[The data Boundary: Start]

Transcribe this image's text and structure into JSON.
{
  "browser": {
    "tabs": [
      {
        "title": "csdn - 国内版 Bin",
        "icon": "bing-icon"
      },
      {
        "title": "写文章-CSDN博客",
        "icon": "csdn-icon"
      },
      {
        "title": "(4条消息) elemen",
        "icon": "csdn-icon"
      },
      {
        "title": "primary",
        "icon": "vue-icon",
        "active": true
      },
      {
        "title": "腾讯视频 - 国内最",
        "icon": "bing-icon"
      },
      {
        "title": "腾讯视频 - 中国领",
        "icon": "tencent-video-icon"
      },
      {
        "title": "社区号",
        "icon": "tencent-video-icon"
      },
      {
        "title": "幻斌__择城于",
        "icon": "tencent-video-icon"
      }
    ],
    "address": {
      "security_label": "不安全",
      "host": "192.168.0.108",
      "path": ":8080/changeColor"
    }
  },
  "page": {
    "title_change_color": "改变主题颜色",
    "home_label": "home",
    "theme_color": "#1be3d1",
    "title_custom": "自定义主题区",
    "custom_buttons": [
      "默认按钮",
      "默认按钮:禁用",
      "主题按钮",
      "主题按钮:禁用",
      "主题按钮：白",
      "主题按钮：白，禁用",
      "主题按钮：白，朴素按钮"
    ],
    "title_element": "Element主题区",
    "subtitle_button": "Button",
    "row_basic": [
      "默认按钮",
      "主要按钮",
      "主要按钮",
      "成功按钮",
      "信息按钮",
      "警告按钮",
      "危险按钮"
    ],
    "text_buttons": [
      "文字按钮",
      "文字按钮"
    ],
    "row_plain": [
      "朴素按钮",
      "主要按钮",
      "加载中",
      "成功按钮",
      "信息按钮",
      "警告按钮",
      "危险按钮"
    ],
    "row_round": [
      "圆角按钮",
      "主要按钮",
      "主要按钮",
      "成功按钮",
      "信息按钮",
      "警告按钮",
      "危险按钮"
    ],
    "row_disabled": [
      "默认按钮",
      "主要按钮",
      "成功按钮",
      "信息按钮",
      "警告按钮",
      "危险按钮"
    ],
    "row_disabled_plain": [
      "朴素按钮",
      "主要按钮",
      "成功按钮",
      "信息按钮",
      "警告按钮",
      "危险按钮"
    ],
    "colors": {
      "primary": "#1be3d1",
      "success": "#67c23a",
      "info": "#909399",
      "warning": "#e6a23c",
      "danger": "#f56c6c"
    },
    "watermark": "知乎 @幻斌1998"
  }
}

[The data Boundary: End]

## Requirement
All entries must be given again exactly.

## Answer space
Transcribe this image's text and structure into JSON.
{
  "browser": {
    "tabs": [
      {
        "title": "csdn - 国内版 Bin",
        "icon": "bing-icon"
      },
      {
        "title": "写文章-CSDN博客",
        "icon": "csdn-icon"
      },
      {
        "title": "(4条消息) elemen",
        "icon": "csdn-icon"
      },
      {
        "title": "primary",
        "icon": "vue-icon",
        "active": true
      },
      {
        "title": "腾讯视频 - 国内最",
        "icon": "bing-icon"
      },
      {
        "title": "腾讯视频 - 中国领",
        "icon": "tencent-video-icon"
      },
      {
        "title": "社区号",
        "icon": "tencent-video-icon"
      },
      {
        "title": "幻斌__择城于",
        "icon": "tencent-video-icon"
      }
    ],
    "address": {
      "security_label": "不安全",
      "host": "192.168.0.108",
      "path": ":8080/changeColor"
    }
  },
  "page": {
    "title_change_color": "改变主题颜色",
    "home_label": "home",
    "theme_color": "#1be3d1",
    "title_custom": "自定义主题区",
    "custom_buttons": [
      "默认按钮",
      "默认按钮:禁用",
      "主题按钮",
      "主题按钮:禁用",
      "主题按钮：白",
      "主题按钮：白，禁用",
      "主题按钮：白，朴素按钮"
    ],
    "title_element": "Element主题区",
    "subtitle_button": "Button",
    "row_basic": [
      "默认按钮",
      "主要按钮",
      "主要按钮",
      "成功按钮",
      "信息按钮",
      "警告按钮",
      "危险按钮"
    ],
    "text_buttons": [
      "文字按钮",
      "文字按钮"
    ],
    "row_plain": [
      "朴素按钮",
      "主要按钮",
      "加载中",
      "成功按钮",
      "信息按钮",
      "警告按钮",
      "危险按钮"
    ],
    "row_round": [
      "圆角按钮",
      "主要按钮",
      "主要按钮",
      "成功按钮",
      "信息按钮",
      "警告按钮",
      "危险按钮"
    ],
    "row_disabled": [
      "默认按钮",
      "主要按钮",
      "成功按钮",
      "信息按钮",
      "警告按钮",
      "危险按钮"
    ],
    "row_disabled_plain": [
      "朴素按钮",
      "主要按钮",
      "成功按钮",
      "信息按钮",
      "警告按钮",
      "危险按钮"
    ],
    "colors": {
      "primary": "#1be3d1",
      "success": "#67c23a",
      "info": "#909399",
      "warning": "#e6a23c",
      "danger": "#f56c6c"
    },
    "watermark": "知乎 @幻斌1998"
  }
}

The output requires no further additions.